There’s no doubt that it was a fiasco, and worse, a fiasco that could’ve been avoided, but that wasn’t the whole story on the streets of Sheffield yesterday.
The ‘roguerunners’ have certainly earned their place in the city’s folklore.
For this hardy bunch, who’d trained wet and windy day in and day out through a gloomy winter,‘cancelled’ isn’t a word in their vocabulary. ‘Can’t run? Just watch us’ was the 5,000-strong collective response when, rather late in the day, organisers tried to pull the plug on the event they’d been focused on for so long.
For them there was a lot resting on this race, and not just the possibility of personal bests and beating the clock. For many it was an emotional, as well, as physical challenge with hundreds of people running for a legion of good causes desperately in need of funds.
Ironically, once people had eventually realised what was happening, the atmosphere surrounding the event was even better than usual.
Sheffielders in their droves rallied round and did their best to make sure the ‘roguerunners’ completed the course safely by offering roadside drinks and sweets to the athletes as they past by.

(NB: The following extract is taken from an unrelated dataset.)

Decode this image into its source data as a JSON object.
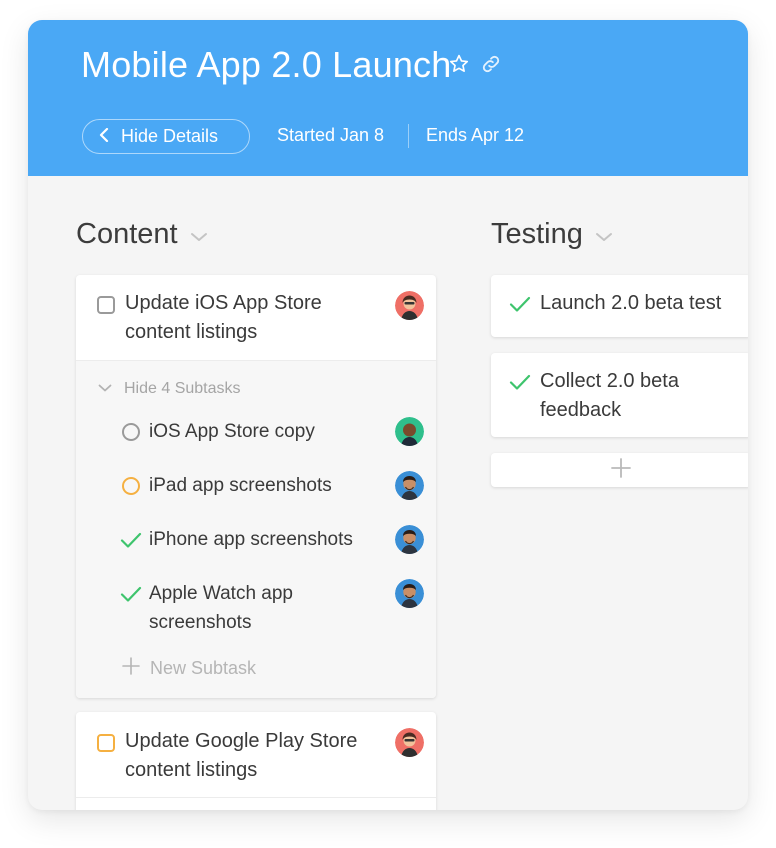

And so the race passed off with a mixture of confusion, anger, disappointment and shame at a showpiece event that decended into farce, and pride at the way the city responded.
So what went wrong? Yes organisers were let down by water supplier, but where was the Plan B?
Things do go wrong, but it was the lack of communciation - astonishing in this day and age - that angered so many participants and spectators. Early call outs on social media may have rallied people to step in to deliver water to key stations along the route.
The event has been run successfully for 32 years and we hope lessons are learned all round and it continues to be a big attraction in the city’s calendar.
It’s a real shame that it was this year, the year that one of the world’s great sporting spectacles, the Tour ds France, comes to the city that it all went so wrong.